[Start of Attachment]
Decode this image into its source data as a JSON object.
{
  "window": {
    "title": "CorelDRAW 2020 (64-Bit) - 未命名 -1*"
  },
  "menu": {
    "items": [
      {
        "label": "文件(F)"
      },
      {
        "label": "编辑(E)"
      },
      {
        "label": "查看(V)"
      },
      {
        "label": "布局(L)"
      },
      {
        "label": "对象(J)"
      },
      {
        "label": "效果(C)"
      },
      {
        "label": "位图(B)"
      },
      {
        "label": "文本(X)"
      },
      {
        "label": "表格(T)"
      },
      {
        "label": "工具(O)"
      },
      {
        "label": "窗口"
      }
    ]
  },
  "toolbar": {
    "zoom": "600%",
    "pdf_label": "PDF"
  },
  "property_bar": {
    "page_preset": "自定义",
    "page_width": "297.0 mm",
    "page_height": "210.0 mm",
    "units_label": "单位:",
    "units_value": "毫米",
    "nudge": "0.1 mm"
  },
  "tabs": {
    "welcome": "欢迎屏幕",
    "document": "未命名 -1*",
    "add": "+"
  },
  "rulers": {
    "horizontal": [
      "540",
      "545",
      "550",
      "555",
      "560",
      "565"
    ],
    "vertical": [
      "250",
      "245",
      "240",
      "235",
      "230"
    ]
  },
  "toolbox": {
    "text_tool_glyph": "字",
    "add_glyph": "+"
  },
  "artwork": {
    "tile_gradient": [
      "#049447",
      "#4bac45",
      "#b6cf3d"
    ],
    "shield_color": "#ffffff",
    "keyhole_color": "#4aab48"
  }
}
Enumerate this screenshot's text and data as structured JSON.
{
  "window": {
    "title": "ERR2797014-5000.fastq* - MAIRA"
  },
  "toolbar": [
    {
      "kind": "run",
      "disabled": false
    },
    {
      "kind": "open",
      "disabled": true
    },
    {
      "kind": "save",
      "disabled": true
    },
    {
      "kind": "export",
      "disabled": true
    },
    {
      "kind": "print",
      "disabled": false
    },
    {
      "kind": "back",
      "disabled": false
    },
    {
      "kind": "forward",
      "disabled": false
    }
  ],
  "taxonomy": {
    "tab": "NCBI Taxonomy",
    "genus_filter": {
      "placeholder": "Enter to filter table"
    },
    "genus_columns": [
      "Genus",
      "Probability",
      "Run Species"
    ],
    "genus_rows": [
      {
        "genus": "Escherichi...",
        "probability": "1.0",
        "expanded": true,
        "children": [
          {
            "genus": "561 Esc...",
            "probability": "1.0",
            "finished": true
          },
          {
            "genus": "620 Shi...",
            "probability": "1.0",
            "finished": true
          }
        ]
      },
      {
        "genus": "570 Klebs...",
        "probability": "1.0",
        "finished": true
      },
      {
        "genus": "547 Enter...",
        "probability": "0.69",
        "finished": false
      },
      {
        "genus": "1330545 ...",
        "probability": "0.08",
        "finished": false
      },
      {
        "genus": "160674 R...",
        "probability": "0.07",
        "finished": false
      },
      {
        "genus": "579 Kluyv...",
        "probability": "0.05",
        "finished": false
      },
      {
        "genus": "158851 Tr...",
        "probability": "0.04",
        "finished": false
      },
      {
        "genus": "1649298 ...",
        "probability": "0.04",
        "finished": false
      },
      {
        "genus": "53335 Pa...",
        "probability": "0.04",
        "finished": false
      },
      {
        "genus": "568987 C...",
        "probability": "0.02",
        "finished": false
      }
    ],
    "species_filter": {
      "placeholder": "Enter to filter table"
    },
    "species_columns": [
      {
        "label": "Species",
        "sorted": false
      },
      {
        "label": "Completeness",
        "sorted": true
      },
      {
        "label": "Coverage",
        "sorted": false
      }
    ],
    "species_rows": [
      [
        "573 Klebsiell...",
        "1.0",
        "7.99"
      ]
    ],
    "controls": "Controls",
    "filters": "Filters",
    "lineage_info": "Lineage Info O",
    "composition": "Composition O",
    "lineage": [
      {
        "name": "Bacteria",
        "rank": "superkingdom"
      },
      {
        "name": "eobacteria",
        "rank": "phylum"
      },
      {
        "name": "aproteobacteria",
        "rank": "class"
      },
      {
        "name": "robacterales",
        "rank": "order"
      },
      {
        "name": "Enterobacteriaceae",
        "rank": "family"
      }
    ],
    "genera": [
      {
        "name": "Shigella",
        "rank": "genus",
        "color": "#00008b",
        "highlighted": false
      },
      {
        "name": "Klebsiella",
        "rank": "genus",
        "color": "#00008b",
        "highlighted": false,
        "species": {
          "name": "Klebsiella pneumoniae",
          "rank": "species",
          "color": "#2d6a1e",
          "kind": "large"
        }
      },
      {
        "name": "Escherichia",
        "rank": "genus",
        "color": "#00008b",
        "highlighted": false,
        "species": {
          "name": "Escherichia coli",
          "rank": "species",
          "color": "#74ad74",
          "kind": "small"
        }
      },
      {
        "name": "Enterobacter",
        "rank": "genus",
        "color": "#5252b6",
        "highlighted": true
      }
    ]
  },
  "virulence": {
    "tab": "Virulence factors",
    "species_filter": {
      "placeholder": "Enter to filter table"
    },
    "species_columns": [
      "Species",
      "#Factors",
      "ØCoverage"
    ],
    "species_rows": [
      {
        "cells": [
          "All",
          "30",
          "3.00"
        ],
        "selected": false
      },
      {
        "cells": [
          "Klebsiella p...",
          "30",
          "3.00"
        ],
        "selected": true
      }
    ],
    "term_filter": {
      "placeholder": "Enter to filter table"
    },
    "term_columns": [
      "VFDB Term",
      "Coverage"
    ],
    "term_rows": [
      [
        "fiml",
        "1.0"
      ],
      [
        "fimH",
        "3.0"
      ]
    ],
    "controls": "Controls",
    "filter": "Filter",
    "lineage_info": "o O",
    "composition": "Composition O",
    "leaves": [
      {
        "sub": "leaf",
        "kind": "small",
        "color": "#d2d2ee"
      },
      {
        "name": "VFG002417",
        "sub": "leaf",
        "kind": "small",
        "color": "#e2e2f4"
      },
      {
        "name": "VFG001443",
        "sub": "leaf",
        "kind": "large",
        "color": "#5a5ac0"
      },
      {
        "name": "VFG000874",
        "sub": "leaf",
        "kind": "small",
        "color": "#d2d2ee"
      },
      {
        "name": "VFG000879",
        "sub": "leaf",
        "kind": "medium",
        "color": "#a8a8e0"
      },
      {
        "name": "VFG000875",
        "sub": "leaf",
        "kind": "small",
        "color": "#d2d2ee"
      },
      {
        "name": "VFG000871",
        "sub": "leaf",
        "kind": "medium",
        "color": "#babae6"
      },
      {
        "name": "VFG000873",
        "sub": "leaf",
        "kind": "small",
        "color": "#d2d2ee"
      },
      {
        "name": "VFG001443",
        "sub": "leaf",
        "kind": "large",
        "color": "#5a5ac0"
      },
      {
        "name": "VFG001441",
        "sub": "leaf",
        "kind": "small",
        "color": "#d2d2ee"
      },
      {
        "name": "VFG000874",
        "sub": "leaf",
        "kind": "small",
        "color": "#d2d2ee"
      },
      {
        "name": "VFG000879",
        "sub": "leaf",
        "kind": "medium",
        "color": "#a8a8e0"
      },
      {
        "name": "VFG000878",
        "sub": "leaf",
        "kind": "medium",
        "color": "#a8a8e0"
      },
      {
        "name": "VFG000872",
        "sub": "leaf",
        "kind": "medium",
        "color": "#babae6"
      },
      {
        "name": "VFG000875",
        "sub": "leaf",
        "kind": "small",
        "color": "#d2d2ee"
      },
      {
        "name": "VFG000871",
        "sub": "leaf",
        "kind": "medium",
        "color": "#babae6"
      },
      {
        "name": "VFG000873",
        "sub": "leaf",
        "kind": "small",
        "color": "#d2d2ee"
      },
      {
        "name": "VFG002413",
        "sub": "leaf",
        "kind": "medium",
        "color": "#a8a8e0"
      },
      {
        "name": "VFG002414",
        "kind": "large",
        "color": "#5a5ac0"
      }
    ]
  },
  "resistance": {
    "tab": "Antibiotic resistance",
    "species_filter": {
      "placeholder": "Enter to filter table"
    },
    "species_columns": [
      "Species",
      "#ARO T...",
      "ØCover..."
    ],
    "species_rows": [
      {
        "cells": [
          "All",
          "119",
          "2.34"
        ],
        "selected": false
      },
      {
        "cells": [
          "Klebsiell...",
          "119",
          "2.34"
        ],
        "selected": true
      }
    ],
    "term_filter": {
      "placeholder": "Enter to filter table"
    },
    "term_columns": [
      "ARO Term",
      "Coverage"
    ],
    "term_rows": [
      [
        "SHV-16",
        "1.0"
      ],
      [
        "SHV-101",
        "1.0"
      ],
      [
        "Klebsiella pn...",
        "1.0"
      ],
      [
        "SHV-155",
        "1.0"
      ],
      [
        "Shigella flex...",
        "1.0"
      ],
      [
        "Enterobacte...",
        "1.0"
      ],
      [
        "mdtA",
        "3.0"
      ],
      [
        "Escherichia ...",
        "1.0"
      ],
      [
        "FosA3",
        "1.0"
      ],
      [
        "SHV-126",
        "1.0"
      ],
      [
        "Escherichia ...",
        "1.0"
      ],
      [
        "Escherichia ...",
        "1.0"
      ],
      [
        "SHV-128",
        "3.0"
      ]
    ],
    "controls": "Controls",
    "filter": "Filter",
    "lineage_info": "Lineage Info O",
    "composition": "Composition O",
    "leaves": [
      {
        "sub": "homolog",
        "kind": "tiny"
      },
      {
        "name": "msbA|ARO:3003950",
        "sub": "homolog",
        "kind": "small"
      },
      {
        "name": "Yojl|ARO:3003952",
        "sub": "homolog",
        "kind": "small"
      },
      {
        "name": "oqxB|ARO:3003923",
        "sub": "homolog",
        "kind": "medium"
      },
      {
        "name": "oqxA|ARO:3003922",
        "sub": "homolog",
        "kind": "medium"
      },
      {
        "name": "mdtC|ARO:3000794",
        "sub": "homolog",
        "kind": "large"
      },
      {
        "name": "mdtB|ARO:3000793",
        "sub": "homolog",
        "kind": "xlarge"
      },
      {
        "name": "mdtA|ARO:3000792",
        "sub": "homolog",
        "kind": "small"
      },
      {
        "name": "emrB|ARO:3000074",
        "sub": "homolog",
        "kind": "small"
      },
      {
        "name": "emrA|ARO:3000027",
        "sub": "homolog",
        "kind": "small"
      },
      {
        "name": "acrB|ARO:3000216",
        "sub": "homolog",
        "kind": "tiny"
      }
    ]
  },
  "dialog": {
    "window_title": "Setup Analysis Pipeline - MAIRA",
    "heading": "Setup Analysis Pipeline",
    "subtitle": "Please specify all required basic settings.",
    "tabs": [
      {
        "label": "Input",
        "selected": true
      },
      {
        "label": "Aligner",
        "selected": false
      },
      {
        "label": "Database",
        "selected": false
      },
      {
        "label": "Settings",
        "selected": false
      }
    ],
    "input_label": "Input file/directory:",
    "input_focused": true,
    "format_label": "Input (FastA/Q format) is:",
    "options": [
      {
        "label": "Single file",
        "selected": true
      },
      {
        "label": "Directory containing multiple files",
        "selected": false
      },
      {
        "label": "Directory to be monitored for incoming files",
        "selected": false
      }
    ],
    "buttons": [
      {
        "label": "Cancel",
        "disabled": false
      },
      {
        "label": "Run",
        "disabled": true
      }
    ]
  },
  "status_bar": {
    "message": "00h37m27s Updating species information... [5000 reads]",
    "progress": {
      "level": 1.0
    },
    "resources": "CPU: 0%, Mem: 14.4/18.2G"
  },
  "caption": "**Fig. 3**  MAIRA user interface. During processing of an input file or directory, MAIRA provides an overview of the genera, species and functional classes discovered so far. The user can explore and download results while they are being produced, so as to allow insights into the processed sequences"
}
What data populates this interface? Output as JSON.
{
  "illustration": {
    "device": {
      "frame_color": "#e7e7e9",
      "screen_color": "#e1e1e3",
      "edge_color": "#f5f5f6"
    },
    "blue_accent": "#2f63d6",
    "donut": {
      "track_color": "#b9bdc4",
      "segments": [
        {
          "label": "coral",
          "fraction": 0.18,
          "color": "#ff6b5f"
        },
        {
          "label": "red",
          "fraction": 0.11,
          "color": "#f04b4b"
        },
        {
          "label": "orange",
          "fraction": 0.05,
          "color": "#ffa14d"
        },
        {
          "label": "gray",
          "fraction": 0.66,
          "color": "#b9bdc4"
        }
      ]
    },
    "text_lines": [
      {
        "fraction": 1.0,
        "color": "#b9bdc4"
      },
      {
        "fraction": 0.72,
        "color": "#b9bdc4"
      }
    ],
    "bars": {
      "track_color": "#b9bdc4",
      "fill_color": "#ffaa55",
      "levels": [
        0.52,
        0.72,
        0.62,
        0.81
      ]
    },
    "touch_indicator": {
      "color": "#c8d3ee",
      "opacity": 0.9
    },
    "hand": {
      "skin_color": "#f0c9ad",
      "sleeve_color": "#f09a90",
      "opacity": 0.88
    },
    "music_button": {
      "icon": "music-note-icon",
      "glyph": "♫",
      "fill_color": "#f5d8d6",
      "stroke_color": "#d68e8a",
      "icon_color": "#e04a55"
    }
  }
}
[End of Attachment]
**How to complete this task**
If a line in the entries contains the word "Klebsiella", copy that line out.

**Task answer**
        "name": "Klebsiella",
          "name": "Klebsiella pneumoniae",
          "Klebsiella p...",
        "Klebsiella pn...",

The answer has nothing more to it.